How to Play Nicely With Recruiters

Learn the ground rules of effectively working with recruiters. 

In a perfect world, recruiters would reply to every application they received and provide answers about the progress of each job seeker’s candidacy. Unfortunately, this behavior is rarely the case. All too often job seekers find themselves stuck in the dreaded ‘black hole,’ wondering why their application was rejected, or if it was ever reviewed at all.

While I can’t eliminate all the frustrations of the recruiting system, I can arm you with information to make the most of the situation. Here are five tips to help you effectively work with recruiters.

Make it personal

Identify specific recruiters to reach out to individually, rather than posting your resume on the agency’s site. There’s more incentive for a recruiter to speak with you when you’re not already in their agency’s database. Whenever possible, locate the recruiter’s email address on their company site or online professional profile so you can email your message and attach your resume. Your message should clearly state what type of role you’re targeting and how you can provide value to one of their clients.

Play the odds, but stay targeted

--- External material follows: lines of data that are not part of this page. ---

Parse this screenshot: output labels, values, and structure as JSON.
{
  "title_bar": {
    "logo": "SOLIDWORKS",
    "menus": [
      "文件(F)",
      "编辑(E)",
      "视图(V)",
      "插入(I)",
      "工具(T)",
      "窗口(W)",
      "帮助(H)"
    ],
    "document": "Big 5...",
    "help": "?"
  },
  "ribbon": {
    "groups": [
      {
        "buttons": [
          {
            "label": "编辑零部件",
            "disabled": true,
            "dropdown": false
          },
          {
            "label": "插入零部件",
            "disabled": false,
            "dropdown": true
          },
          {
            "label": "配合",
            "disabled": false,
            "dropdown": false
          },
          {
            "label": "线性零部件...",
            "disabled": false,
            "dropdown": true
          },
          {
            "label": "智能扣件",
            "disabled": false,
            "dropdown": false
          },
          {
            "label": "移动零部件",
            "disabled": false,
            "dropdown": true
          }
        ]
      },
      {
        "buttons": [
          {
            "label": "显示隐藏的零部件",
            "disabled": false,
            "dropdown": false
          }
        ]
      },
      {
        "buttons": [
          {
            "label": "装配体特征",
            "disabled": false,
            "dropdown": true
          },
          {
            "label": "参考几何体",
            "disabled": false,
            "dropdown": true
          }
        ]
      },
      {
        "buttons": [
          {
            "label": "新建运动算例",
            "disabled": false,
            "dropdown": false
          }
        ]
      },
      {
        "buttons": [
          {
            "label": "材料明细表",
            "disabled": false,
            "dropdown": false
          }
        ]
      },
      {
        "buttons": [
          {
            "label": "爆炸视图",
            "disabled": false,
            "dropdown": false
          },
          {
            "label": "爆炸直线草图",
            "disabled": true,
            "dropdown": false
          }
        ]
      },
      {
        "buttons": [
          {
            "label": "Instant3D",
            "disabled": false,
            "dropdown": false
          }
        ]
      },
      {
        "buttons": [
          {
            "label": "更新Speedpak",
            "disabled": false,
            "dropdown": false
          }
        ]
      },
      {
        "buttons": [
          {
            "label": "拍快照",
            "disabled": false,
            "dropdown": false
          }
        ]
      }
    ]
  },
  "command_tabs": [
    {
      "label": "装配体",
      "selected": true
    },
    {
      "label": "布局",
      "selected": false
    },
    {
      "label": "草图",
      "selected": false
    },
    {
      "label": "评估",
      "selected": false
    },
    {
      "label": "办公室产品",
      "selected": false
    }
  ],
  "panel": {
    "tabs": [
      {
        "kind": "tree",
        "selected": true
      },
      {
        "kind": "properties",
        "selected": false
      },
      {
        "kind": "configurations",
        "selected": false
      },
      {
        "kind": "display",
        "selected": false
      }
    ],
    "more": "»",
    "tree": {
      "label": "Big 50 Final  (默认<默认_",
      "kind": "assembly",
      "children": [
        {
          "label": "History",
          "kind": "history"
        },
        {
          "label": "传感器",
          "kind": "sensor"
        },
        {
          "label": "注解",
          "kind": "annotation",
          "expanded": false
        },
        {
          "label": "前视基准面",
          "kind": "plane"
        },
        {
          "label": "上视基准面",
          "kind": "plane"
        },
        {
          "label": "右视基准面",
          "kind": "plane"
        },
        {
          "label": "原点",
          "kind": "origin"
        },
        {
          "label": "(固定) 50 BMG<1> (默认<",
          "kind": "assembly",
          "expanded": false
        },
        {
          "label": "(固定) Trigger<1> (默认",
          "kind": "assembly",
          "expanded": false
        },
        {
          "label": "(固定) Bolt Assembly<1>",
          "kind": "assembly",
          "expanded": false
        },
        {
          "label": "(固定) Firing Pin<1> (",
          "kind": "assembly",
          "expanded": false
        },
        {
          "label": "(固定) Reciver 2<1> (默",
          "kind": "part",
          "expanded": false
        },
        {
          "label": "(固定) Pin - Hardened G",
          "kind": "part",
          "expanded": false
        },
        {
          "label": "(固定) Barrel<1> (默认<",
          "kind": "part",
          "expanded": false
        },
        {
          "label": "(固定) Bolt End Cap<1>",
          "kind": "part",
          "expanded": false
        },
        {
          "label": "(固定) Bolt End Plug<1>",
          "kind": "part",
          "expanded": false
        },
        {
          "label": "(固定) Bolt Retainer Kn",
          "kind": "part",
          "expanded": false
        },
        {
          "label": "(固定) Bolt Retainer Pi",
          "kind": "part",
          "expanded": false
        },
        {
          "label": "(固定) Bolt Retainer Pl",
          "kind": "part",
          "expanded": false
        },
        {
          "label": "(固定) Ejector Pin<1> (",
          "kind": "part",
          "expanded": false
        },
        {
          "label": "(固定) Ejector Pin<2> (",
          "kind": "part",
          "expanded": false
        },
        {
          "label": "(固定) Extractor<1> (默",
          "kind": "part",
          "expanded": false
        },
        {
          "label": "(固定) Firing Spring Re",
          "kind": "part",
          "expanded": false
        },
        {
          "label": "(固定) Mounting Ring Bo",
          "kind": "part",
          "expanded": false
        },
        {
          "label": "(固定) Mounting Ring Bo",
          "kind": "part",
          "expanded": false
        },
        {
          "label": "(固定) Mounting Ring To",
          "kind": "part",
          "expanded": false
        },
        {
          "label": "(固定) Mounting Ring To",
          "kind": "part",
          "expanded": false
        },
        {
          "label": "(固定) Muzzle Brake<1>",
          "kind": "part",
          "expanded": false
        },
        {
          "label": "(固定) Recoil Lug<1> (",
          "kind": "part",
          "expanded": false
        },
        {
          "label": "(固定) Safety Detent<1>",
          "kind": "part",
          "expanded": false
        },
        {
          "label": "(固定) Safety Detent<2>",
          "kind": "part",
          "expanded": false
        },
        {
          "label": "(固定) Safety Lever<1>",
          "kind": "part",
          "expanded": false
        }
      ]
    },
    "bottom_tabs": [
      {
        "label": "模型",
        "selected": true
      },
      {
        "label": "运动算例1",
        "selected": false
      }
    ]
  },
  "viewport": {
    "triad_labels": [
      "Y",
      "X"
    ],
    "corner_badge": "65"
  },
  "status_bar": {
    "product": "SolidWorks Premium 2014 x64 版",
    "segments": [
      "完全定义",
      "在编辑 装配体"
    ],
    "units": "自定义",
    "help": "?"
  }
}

Keep in mind that recruiter outreach is a numbers game. Reach out to at least five new recruiters every week, and follow up one week later. Search online for top recruiter lists such as Ladders’ Top Recruiters   and ELITE Program, and other directories to identify recruiters or agencies that recruit for the types of jobs you’re qualified for and interested in. Additionally, look for recruiters or agencies that routinely pop up in your search results when you’re looking for online job postings. If you’ve worked with a recruiter in the past or have a trusted colleague who has, don’t be afraid to reconnect or ask for an introduction.

Help recruiters find you

Build a strong online presence so recruiters find you. This includes uploading the most current version of your resume to all the targeted job boards you use and maintaining a professional online profile that’s aligned with your resume. Actively participate in targeted groups on LinkedIn and industry-specific membership associations. Post comments, attend meetings and events, and share relevant articles – recruiters are notorious for trolling these groups to scout for potential candidates.

Spell out your qualifications

Only apply to positions for which you meet the must-have requirements. Applying to a role for which you’re unqualified is not only a waste of your time and the recruiter’s, but it also shows the recruiter you didn’t read the job description carefully. Recruiters are extremely busy – they spend an average of 6 seconds looking at your resume before deciding if it’s a fit. Make this as easy as possible for them by spelling out your qualifications in your cover letter, and incorporating key terms from the job description in your resume.

Become a resource

If a recruiter sends you a job that’s not the right fit, refer talented friends and colleagues who might be a better fit. This gives you a chance to pay it forward and keep your name top of mind with the recruiter. You’re also helping to clarify your brand and job goals to the recruiter so when the right opportunity pops up, you’ll get the call.